Check each line below for the word "true", and copy those that have it.

*** Opening Records supplied ***

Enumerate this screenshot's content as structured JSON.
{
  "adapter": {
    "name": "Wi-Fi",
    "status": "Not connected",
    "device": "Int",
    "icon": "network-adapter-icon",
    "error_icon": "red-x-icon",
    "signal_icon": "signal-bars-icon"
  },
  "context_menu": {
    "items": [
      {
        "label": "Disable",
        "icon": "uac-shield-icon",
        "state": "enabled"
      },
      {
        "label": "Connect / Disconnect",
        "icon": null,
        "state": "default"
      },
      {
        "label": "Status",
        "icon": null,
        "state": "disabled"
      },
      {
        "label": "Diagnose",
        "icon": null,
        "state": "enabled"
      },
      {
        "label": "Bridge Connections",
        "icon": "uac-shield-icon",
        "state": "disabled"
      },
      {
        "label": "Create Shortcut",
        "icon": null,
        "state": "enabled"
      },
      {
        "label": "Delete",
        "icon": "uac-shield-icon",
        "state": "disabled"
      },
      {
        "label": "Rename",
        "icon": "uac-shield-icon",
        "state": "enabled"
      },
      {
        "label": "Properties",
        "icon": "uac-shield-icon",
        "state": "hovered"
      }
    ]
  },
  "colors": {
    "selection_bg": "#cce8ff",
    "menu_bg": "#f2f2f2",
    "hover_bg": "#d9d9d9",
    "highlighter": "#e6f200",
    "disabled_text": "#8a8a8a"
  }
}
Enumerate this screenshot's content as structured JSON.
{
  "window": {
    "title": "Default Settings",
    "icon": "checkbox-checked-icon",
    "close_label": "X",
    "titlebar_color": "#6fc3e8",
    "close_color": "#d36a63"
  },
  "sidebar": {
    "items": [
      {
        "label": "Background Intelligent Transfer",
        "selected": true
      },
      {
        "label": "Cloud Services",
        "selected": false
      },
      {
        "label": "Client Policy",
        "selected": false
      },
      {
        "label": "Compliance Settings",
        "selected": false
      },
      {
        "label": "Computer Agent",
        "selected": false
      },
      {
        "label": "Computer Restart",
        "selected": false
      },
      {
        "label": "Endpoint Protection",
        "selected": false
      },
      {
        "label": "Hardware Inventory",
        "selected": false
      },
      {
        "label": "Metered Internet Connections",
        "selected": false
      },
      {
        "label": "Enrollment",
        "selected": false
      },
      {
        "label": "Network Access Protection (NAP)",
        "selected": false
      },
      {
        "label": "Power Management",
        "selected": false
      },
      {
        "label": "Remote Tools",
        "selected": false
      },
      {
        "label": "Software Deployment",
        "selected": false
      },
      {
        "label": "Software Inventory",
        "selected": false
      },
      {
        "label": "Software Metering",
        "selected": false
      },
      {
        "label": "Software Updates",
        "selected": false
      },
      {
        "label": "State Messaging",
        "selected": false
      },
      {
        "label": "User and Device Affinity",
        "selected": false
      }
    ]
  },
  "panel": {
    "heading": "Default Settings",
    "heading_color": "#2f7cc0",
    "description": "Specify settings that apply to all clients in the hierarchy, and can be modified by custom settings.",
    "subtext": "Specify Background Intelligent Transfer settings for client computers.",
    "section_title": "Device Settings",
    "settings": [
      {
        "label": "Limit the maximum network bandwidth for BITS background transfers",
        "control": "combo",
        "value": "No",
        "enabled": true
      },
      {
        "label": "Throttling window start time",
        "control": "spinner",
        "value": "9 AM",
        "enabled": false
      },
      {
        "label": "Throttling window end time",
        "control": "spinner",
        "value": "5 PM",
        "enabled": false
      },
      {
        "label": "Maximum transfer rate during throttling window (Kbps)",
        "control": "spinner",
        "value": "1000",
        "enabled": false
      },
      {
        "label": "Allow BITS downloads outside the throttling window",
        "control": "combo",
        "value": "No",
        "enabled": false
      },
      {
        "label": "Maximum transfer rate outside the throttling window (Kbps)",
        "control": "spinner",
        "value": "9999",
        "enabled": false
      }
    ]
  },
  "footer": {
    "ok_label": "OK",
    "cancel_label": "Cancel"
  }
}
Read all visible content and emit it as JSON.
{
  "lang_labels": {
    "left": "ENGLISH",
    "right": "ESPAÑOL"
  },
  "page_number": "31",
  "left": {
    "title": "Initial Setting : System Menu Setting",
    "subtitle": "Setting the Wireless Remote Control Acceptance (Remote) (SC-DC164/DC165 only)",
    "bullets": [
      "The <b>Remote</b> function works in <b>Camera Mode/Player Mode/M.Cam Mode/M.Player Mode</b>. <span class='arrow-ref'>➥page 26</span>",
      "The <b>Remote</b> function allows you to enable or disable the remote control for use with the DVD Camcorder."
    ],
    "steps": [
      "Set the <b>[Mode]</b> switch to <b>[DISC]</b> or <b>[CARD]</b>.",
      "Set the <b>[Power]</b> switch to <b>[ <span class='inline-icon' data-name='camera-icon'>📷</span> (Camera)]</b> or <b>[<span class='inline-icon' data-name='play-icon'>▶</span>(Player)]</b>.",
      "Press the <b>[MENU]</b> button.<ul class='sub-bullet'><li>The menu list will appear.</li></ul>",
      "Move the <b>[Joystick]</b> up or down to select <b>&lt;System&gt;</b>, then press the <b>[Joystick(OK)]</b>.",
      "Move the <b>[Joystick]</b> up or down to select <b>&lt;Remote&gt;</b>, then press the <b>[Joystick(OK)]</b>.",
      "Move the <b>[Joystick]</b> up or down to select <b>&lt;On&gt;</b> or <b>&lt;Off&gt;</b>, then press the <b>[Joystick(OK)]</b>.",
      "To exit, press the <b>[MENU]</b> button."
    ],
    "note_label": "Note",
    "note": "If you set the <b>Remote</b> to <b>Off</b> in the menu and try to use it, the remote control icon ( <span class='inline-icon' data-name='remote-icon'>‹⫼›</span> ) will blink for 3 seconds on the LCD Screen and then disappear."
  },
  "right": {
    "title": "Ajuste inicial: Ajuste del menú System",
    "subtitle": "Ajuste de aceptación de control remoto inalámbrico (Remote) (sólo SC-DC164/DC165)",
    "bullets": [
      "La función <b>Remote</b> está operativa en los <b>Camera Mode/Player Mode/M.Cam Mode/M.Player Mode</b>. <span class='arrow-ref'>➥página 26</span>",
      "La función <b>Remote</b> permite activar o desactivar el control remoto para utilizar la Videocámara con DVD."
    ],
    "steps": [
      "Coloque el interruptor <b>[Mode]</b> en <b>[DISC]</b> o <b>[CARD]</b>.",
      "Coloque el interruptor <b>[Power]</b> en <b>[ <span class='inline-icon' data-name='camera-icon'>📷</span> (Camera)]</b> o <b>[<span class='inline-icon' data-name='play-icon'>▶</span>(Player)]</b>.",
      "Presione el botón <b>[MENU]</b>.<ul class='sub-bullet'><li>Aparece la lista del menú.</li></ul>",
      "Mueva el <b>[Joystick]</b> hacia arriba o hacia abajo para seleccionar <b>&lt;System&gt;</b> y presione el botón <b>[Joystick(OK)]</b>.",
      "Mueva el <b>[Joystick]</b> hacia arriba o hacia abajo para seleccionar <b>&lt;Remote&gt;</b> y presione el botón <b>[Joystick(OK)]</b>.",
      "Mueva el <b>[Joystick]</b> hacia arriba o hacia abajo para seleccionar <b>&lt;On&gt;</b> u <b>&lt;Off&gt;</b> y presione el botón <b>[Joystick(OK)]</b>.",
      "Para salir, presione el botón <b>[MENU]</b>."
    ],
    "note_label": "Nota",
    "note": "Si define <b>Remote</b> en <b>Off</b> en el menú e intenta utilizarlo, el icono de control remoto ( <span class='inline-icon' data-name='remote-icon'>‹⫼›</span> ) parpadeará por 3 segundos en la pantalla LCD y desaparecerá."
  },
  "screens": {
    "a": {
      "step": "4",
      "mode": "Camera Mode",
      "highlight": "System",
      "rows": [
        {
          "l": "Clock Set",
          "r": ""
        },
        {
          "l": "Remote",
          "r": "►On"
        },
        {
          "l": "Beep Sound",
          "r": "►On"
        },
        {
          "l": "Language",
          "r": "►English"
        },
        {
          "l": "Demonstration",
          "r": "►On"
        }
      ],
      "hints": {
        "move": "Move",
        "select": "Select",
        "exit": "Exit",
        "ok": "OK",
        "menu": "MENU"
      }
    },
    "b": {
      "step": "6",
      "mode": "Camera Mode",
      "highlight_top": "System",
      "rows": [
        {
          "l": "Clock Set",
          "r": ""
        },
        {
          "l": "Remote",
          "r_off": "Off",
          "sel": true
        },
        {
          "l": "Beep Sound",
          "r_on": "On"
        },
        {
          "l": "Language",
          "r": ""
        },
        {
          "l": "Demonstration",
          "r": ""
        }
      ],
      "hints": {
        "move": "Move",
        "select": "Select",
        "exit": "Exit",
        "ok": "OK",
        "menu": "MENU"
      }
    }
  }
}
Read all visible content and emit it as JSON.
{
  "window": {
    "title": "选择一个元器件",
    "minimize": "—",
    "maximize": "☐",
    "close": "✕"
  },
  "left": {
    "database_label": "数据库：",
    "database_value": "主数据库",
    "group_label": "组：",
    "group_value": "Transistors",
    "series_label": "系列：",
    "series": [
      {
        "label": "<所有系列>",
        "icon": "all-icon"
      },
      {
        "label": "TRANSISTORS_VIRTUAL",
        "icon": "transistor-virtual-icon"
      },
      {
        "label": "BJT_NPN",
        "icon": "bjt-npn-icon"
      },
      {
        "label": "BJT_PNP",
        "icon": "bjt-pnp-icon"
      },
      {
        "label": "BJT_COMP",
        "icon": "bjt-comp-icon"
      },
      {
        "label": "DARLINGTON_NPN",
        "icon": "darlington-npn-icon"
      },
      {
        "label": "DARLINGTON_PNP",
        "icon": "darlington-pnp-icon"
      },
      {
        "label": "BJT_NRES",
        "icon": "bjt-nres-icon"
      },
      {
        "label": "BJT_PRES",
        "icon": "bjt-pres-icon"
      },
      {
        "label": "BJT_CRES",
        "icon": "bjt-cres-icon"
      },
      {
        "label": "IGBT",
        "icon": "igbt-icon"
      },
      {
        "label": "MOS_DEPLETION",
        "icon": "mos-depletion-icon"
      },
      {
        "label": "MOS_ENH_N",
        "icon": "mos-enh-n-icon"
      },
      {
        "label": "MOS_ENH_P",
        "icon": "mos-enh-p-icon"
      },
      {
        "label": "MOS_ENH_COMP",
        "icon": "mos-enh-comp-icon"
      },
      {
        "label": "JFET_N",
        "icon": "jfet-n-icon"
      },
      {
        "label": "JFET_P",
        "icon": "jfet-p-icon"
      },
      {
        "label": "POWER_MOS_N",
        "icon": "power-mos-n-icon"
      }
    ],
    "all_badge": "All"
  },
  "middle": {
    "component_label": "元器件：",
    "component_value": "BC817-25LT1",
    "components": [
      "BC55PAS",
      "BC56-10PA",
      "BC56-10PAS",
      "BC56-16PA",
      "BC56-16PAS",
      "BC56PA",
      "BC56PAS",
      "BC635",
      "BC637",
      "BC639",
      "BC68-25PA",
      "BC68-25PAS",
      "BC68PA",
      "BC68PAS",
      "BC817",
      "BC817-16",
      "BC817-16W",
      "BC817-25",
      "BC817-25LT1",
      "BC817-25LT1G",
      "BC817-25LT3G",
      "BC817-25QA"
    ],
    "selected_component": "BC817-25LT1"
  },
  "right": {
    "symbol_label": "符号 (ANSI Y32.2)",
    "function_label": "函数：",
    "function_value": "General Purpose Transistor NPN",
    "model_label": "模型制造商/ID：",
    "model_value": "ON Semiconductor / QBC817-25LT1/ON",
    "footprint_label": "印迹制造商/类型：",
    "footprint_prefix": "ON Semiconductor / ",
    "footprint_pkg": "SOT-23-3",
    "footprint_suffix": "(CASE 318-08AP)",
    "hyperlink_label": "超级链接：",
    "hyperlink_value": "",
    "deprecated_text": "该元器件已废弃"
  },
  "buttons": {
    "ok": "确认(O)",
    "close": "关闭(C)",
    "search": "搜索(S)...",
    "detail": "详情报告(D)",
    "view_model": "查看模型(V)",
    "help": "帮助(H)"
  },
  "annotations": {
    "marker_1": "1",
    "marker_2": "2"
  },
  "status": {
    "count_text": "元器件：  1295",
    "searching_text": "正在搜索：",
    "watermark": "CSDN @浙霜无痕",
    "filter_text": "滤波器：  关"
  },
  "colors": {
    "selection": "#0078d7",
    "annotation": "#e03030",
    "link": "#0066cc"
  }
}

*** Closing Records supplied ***

* [Solution to this problem]
        "selected": true
        "enabled": true
          "sel": true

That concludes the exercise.